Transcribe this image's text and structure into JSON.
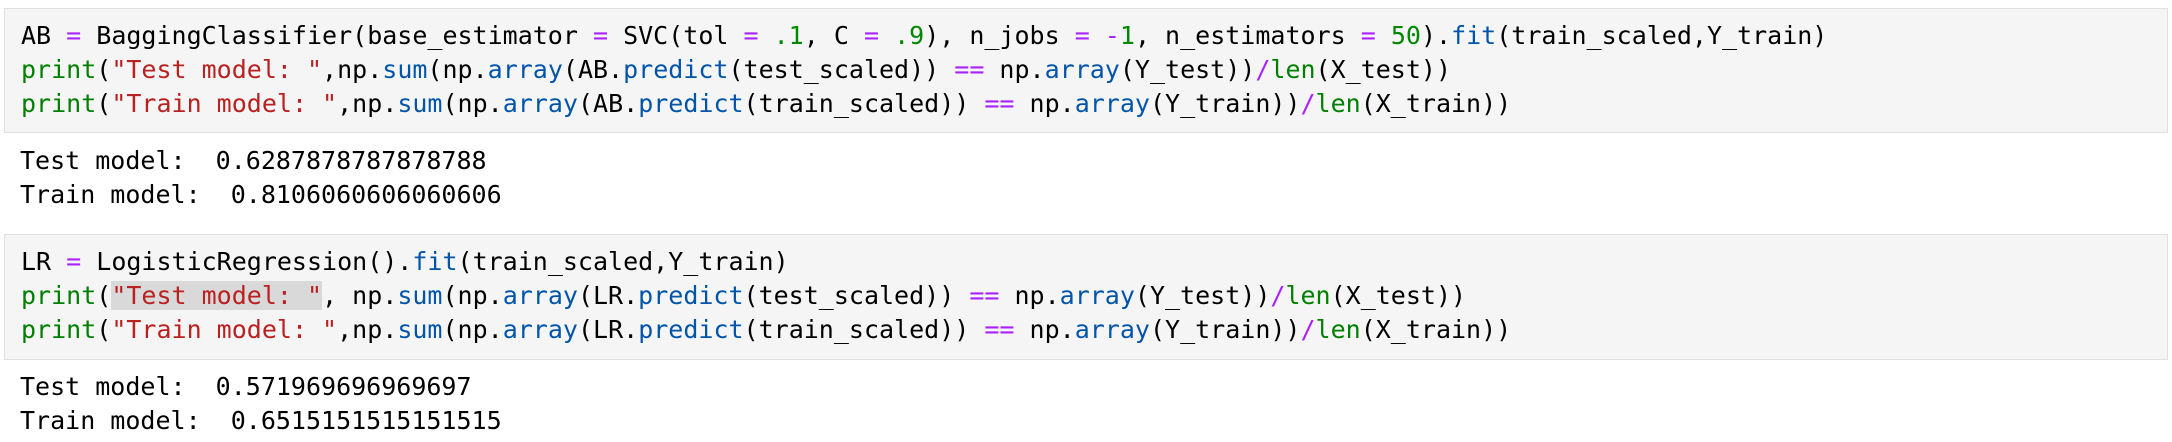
{
  "cells": [
    {
      "input": {
        "line1": {
          "p1": "AB ",
          "op1": "=",
          "p2": " BaggingClassifier(base_estimator ",
          "op2": "=",
          "p3": " SVC(tol ",
          "op3": "=",
          "p4": " ",
          "n1": ".1",
          "p5": ", C ",
          "op4": "=",
          "p6": " ",
          "n2": ".9",
          "p7": "), n_jobs ",
          "op5": "=",
          "p8": " ",
          "op6": "-",
          "n3": "1",
          "p9": ", n_estimators ",
          "op7": "=",
          "p10": " ",
          "n4": "50",
          "p11": ").",
          "fn1": "fit",
          "p12": "(train_scaled,Y_train)"
        },
        "line2": {
          "fn1": "print",
          "p1": "(",
          "s1": "\"Test model: \"",
          "p2": ",np.",
          "fn2": "sum",
          "p3": "(np.",
          "fn3": "array",
          "p4": "(AB.",
          "fn4": "predict",
          "p5": "(test_scaled)) ",
          "op1": "==",
          "p6": " np.",
          "fn5": "array",
          "p7": "(Y_test))",
          "op2": "/",
          "fn6": "len",
          "p8": "(X_test))"
        },
        "line3": {
          "fn1": "print",
          "p1": "(",
          "s1": "\"Train model: \"",
          "p2": ",np.",
          "fn2": "sum",
          "p3": "(np.",
          "fn3": "array",
          "p4": "(AB.",
          "fn4": "predict",
          "p5": "(train_scaled)) ",
          "op1": "==",
          "p6": " np.",
          "fn5": "array",
          "p7": "(Y_train))",
          "op2": "/",
          "fn6": "len",
          "p8": "(X_train))"
        }
      },
      "output": {
        "line1": "Test model:  0.6287878787878788",
        "line2": "Train model:  0.8106060606060606"
      }
    },
    {
      "input": {
        "line1": {
          "p1": "LR ",
          "op1": "=",
          "p2": " LogisticRegression().",
          "fn1": "fit",
          "p3": "(train_scaled,Y_train)"
        },
        "line2": {
          "fn1": "print",
          "p1": "(",
          "s1": "\"Test model: \"",
          "p2": ", np.",
          "fn2": "sum",
          "p3": "(np.",
          "fn3": "array",
          "p4": "(LR.",
          "fn4": "predict",
          "p5": "(test_scaled)) ",
          "op1": "==",
          "p6": " np.",
          "fn5": "array",
          "p7": "(Y_test))",
          "op2": "/",
          "fn6": "len",
          "p8": "(X_test))"
        },
        "line3": {
          "fn1": "print",
          "p1": "(",
          "s1": "\"Train model: \"",
          "p2": ",np.",
          "fn2": "sum",
          "p3": "(np.",
          "fn3": "array",
          "p4": "(LR.",
          "fn4": "predict",
          "p5": "(train_scaled)) ",
          "op1": "==",
          "p6": " np.",
          "fn5": "array",
          "p7": "(Y_train))",
          "op2": "/",
          "fn6": "len",
          "p8": "(X_train))"
        }
      },
      "output": {
        "line1": "Test model:  0.571969696969697",
        "line2": "Train model:  0.6515151515151515"
      }
    }
  ],
  "colors": {
    "operator": "#aa22ff",
    "number": "#008800",
    "string": "#ba2121",
    "builtin": "#008000",
    "attribute": "#0055aa",
    "cell_background": "#f5f5f5",
    "selection": "#d9d9d9"
  }
}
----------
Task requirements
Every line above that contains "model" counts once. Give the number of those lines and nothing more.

Completed task
8